Libertarians, rejoice—a U.S. regulator took the bold step of deciding that his office simply doesn't have the jurisdiction to control major parts of the internet. Last Wednesday, the free market-friendly Federal Communications Commission (FCC) Chairman Ajit Pai unveiled his plan to roll back the FCC's controversial 2015 Open internet Order (OIO), which granted the telecommunication regulator expansive discretionary authority over how internet Service Providers (ISPs) can operate and compete.

It's a big win; if you read O'Sullivan's article, you'll see how big.

But we can do better. I don't agree with Larry Lessig a lot, but I'm with him on this issue: Demolish the FCC.

Last Modified 2018-03-29 1:16 PM EST

URLs du Jour


■ PETA would not approve of two-thirds of Proverbs 26:3:

A whip for the horse, a bridle for the donkey, and a rod for the backs of fools!

But for you, dear reader: a basket of puppies.

■ At NR, Deion Kathawa looks for The Roots of Campus Progressivism’s Madness.

The first thing to know is that the picture that is painted in the media of campuses as incubators and hotbeds of far-left radicalism is, too often, accurate — and depressing. What’s more, too many of the most politically active liberal students understand neither free speech nor one of its prime functions: to discover what’s true. And why would they? After all, free speech and truth itself are nothing more than oppressive, white-supremacist social constructs! Nearly every liberal college student with whom I have spoken in-person or engaged online believes that the First Amendment proscribes so-called hate speech, by which they seem to mean nothing more than speech that expresses ideas with which they disagree or that offend them. And when they find out that the First Amendment does not actually achieve this, to them, desirable end, they bristle: Well, it should!

Let me say up front: Kathawa's not wrong! But his article doesn't seem to contain the word "Marcuse", according to my browser's search function. I found that kind of surprising, and left a comment to that effect at NR.

■ Charlie Martin records yet another outbreak of Trump Derangement Syndrome. President Trump Declares Loyalty Day: Collapse of Democracy Imminent. The reactions Martin records will probably not surprise you. Nazi Trump! Fascist Trump!

Now, I get it. "Loyalty Day" is kind of creepy. (I don't care for the Pledge of Allegiance either.) But, tweet-spoiler alert:

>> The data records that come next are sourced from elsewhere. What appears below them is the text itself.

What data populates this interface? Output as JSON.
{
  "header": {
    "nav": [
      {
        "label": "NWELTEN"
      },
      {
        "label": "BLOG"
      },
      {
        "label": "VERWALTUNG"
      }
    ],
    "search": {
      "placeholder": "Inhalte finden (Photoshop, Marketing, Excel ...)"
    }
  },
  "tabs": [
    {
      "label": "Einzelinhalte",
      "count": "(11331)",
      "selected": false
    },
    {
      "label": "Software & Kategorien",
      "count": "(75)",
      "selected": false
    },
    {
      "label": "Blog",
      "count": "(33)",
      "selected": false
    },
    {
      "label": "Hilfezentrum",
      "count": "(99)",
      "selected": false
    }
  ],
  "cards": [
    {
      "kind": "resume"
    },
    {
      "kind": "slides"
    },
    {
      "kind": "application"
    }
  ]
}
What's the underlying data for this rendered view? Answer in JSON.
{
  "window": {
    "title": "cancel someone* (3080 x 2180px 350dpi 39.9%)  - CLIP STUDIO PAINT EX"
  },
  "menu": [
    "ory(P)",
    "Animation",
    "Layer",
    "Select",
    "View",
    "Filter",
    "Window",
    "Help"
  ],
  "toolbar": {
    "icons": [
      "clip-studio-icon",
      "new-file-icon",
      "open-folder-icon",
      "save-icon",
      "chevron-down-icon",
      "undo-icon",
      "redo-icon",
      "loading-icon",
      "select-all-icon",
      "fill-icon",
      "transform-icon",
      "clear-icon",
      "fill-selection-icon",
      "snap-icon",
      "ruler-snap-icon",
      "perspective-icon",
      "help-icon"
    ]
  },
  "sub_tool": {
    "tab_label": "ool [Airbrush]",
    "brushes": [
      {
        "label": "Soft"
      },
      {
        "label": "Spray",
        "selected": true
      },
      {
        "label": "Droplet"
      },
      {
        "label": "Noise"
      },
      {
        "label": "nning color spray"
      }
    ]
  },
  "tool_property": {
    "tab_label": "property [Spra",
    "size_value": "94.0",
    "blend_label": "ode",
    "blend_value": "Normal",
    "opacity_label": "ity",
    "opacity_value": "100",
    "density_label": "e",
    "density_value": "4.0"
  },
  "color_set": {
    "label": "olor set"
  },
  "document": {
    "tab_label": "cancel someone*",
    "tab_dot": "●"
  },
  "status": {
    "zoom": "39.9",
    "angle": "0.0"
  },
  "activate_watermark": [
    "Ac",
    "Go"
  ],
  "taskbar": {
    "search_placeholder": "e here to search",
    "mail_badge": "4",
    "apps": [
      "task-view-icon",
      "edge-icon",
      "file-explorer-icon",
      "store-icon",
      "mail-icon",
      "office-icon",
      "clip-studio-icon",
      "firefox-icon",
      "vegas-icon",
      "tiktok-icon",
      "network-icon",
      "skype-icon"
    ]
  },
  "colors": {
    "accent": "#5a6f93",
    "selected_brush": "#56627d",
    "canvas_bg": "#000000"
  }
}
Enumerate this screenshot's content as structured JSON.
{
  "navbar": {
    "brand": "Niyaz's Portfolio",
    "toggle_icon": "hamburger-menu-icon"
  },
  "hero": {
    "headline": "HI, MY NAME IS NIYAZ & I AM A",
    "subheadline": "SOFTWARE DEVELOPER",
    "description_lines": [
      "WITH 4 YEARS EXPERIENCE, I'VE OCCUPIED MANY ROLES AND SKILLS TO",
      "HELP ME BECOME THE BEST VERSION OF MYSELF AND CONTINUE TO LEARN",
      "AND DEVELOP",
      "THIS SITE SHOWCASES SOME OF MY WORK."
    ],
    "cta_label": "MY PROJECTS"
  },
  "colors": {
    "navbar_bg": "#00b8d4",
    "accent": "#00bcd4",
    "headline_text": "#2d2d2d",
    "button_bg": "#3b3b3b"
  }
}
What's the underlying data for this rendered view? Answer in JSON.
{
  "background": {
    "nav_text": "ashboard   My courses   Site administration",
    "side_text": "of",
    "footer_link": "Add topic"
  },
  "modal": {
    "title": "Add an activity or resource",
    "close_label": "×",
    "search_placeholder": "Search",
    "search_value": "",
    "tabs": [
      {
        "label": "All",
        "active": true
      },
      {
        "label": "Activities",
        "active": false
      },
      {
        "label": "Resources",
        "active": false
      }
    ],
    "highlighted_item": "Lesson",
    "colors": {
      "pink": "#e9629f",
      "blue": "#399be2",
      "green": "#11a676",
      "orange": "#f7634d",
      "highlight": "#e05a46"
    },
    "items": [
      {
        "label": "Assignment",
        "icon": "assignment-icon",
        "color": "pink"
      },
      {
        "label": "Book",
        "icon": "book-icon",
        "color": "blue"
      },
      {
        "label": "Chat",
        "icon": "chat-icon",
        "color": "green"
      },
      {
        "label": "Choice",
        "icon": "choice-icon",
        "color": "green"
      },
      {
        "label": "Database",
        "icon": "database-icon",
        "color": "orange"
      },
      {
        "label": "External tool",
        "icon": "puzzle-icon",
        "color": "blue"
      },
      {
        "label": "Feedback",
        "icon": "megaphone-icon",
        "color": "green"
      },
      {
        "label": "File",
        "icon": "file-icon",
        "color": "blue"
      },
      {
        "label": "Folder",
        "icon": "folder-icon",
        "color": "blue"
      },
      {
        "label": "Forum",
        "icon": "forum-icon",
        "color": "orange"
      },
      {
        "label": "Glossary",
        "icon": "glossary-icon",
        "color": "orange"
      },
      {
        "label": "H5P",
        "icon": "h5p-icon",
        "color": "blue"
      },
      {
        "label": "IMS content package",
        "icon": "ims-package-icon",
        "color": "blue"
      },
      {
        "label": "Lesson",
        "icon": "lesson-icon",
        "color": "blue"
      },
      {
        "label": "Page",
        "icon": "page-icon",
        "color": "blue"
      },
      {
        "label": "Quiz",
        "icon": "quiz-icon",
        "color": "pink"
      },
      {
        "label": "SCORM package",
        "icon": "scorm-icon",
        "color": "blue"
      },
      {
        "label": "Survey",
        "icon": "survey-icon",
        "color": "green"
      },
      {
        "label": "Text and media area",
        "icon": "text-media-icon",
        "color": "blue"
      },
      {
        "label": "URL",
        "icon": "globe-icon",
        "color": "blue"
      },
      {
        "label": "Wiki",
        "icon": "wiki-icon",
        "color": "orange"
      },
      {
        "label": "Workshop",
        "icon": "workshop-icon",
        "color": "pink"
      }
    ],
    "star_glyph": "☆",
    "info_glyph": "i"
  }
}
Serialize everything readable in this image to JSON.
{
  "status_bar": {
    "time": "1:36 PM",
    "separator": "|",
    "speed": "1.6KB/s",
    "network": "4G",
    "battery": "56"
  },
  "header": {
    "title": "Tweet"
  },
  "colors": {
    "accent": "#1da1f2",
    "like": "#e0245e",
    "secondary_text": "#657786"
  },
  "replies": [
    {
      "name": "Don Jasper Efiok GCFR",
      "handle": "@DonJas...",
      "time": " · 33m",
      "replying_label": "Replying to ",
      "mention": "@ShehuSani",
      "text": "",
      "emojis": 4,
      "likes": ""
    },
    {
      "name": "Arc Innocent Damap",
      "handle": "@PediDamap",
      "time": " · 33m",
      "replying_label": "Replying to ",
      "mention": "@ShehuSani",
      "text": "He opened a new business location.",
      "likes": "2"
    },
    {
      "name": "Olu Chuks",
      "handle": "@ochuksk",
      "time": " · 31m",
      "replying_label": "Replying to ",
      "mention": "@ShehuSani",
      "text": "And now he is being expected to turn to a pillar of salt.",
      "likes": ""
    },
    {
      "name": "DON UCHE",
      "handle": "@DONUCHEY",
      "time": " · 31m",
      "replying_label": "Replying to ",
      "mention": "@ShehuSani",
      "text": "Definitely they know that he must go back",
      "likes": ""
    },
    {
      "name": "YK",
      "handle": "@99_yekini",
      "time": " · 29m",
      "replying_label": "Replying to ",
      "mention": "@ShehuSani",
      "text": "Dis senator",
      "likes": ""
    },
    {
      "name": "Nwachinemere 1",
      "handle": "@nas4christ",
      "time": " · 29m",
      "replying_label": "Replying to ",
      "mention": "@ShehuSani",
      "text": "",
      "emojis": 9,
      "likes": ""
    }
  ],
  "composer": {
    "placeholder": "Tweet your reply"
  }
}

■ Oh, yes. That "first 100 days" thing. KDW@NR reviews them and declares: A Show about Nothing. Except for Gorsuch (KDW: "well done, whoever had the job of explaining to Donald Trump what a Gorsuch is"), things have been iffy:

Trump’s first 100 days are a bust. For the next 100, Republicans should try something else: Having Paul Ryan and Mitch McConnell send him useful and responsible pieces of legislation to sign. These need not be dramatic and far-reaching: In fact, it would be better if they were not. Send him a bill reforming corporate taxes instead of a tax-reform omnibus. Create stronger federal penalties for employing illegal immigrants and see to it that federal law-enforcement agencies get serious about enforcing them. Figure out what you think about health care, if you can. Republicans will get reform the same way Johnny Cash got his Cadillac: one piece at a time.

KDW doesn't mention deregulation. That's pretty good too.

■ And here's the great Ramirez:

[First 100 Days]

Yes, I'd have to count that as a plus as well.

■ And if you need a laugh, or a few dozen laughs, let Dave Barry provide them via this 20-year-old article: Classic '97: Altered States - The success seminar to end all success seminars.

What is the secret of success?

Why is it that one child grows up to become just an ordinary, ho-hum, middle-of-the-pack, blah of a person such as -- no offense -- you; while another child grows up to become a Theodore Roosevelt, a Mother Teresa, a Donald Trump, an Attila the Hun?

Is it luck? Is it genes? Is it upbringing? Did Mr. and Mrs. Hun teach young Attila some secret lesson that put him on the path to becoming No. 1?

Or is success something that any of us can achieve, even later in life, if we're willing to work hard, use our imaginations, learn from our mistakes, keep a positive mental attitude and -- above all -- pay money for a seminar?

Yes, kids, Donald Trump was a punchline even 20 years ago.

Last Modified 2019-06-18 6:39 AM EST